**WHAT TO DO**
Retype the data below without altering anything.

**Data about app and page elements**
━━━━━━
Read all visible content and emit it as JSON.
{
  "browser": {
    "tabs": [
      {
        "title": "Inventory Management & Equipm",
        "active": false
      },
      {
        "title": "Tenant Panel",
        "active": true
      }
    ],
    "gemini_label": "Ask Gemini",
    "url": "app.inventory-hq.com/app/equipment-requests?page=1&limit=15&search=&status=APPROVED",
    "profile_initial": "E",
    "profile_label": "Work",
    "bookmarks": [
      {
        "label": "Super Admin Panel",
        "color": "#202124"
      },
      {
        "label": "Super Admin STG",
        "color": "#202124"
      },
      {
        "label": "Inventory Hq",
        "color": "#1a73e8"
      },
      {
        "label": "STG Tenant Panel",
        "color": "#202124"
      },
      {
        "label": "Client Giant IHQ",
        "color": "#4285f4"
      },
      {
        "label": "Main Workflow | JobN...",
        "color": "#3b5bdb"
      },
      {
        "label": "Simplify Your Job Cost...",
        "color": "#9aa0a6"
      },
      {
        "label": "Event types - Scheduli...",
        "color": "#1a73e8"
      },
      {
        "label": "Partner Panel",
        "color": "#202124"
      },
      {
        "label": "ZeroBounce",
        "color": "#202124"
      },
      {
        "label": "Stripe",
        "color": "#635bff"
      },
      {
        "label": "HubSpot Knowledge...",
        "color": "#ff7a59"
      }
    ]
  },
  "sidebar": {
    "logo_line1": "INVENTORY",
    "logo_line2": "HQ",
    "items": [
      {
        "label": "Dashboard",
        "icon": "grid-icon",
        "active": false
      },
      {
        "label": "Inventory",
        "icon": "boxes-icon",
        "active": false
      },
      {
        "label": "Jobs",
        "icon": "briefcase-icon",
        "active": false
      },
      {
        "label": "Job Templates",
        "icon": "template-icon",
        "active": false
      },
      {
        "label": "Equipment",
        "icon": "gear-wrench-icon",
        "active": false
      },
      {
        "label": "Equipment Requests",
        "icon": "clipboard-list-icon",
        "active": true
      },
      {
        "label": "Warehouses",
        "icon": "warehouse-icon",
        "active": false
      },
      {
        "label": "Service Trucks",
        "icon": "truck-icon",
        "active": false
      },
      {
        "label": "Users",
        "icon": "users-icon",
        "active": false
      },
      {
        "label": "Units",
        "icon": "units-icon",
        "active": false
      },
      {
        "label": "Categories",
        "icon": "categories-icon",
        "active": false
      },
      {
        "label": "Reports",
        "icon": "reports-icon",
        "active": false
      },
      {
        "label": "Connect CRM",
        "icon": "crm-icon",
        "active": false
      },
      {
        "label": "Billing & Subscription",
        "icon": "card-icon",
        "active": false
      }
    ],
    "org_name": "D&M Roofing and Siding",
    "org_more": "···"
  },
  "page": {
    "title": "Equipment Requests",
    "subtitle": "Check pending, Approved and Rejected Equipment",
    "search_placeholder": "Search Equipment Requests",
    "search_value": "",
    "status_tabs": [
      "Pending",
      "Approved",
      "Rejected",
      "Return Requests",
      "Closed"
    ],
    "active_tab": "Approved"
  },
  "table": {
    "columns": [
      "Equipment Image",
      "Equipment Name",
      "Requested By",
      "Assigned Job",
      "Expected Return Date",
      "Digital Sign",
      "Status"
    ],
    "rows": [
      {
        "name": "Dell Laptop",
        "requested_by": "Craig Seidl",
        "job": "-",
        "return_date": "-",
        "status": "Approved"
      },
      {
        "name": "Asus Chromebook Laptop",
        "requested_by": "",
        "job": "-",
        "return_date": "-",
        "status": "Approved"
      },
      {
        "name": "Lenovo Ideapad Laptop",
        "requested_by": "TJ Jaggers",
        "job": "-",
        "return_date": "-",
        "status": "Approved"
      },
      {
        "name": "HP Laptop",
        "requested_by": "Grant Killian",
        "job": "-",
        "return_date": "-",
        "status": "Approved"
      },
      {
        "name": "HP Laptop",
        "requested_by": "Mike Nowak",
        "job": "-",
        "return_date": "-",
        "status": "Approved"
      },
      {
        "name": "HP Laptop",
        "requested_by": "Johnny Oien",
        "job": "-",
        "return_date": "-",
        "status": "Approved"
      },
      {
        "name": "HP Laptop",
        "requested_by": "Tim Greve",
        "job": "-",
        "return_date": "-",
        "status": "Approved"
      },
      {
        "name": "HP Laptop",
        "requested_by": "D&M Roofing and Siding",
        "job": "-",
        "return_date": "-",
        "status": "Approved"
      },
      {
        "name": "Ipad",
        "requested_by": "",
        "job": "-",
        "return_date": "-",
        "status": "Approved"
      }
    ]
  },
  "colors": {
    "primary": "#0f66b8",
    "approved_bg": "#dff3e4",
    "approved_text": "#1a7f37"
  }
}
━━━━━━
**RESPONSE AREA**
Read all visible content and emit it as JSON.
{
  "browser": {
    "tabs": [
      {
        "title": "Inventory Management & Equipm",
        "active": false
      },
      {
        "title": "Tenant Panel",
        "active": true
      }
    ],
    "gemini_label": "Ask Gemini",
    "url": "app.inventory-hq.com/app/equipment-requests?page=1&limit=15&search=&status=APPROVED",
    "profile_initial": "E",
    "profile_label": "Work",
    "bookmarks": [
      {
        "label": "Super Admin Panel",
        "color": "#202124"
      },
      {
        "label": "Super Admin STG",
        "color": "#202124"
      },
      {
        "label": "Inventory Hq",
        "color": "#1a73e8"
      },
      {
        "label": "STG Tenant Panel",
        "color": "#202124"
      },
      {
        "label": "Client Giant IHQ",
        "color": "#4285f4"
      },
      {
        "label": "Main Workflow | JobN...",
        "color": "#3b5bdb"
      },
      {
        "label": "Simplify Your Job Cost...",
        "color": "#9aa0a6"
      },
      {
        "label": "Event types - Scheduli...",
        "color": "#1a73e8"
      },
      {
        "label": "Partner Panel",
        "color": "#202124"
      },
      {
        "label": "ZeroBounce",
        "color": "#202124"
      },
      {
        "label": "Stripe",
        "color": "#635bff"
      },
      {
        "label": "HubSpot Knowledge...",
        "color": "#ff7a59"
      }
    ]
  },
  "sidebar": {
    "logo_line1": "INVENTORY",
    "logo_line2": "HQ",
    "items": [
      {
        "label": "Dashboard",
        "icon": "grid-icon",
        "active": false
      },
      {
        "label": "Inventory",
        "icon": "boxes-icon",
        "active": false
      },
      {
        "label": "Jobs",
        "icon": "briefcase-icon",
        "active": false
      },
      {
        "label": "Job Templates",
        "icon": "template-icon",
        "active": false
      },
      {
        "label": "Equipment",
        "icon": "gear-wrench-icon",
        "active": false
      },
      {
        "label": "Equipment Requests",
        "icon": "clipboard-list-icon",
        "active": true
      },
      {
        "label": "Warehouses",
        "icon": "warehouse-icon",
        "active": false
      },
      {
        "label": "Service Trucks",
        "icon": "truck-icon",
        "active": false
      },
      {
        "label": "Users",
        "icon": "users-icon",
        "active": false
      },
      {
        "label": "Units",
        "icon": "units-icon",
        "active": false
      },
      {
        "label": "Categories",
        "icon": "categories-icon",
        "active": false
      },
      {
        "label": "Reports",
        "icon": "reports-icon",
        "active": false
      },
      {
        "label": "Connect CRM",
        "icon": "crm-icon",
        "active": false
      },
      {
        "label": "Billing & Subscription",
        "icon": "card-icon",
        "active": false
      }
    ],
    "org_name": "D&M Roofing and Siding",
    "org_more": "···"
  },
  "page": {
    "title": "Equipment Requests",
    "subtitle": "Check pending, Approved and Rejected Equipment",
    "search_placeholder": "Search Equipment Requests",
    "search_value": "",
    "status_tabs": [
      "Pending",
      "Approved",
      "Rejected",
      "Return Requests",
      "Closed"
    ],
    "active_tab": "Approved"
  },
  "table": {
    "columns": [
      "Equipment Image",
      "Equipment Name",
      "Requested By",
      "Assigned Job",
      "Expected Return Date",
      "Digital Sign",
      "Status"
    ],
    "rows": [
      {
        "name": "Dell Laptop",
        "requested_by": "Craig Seidl",
        "job": "-",
        "return_date": "-",
        "status": "Approved"
      },
      {
        "name": "Asus Chromebook Laptop",
        "requested_by": "",
        "job": "-",
        "return_date": "-",
        "status": "Approved"
      },
      {
        "name": "Lenovo Ideapad Laptop",
        "requested_by": "TJ Jaggers",
        "job": "-",
        "return_date": "-",
        "status": "Approved"
      },
      {
        "name": "HP Laptop",
        "requested_by": "Grant Killian",
        "job": "-",
        "return_date": "-",
        "status": "Approved"
      },
      {
        "name": "HP Laptop",
        "requested_by": "Mike Nowak",
        "job": "-",
        "return_date": "-",
        "status": "Approved"
      },
      {
        "name": "HP Laptop",
        "requested_by": "Johnny Oien",
        "job": "-",
        "return_date": "-",
        "status": "Approved"
      },
      {
        "name": "HP Laptop",
        "requested_by": "Tim Greve",
        "job": "-",
        "return_date": "-",
        "status": "Approved"
      },
      {
        "name": "HP Laptop",
        "requested_by": "D&M Roofing and Siding",
        "job": "-",
        "return_date": "-",
        "status": "Approved"
      },
      {
        "name": "Ipad",
        "requested_by": "",
        "job": "-",
        "return_date": "-",
        "status": "Approved"
      }
    ]
  },
  "colors": {
    "primary": "#0f66b8",
    "approved_bg": "#dff3e4",
    "approved_text": "#1a7f37"
  }
}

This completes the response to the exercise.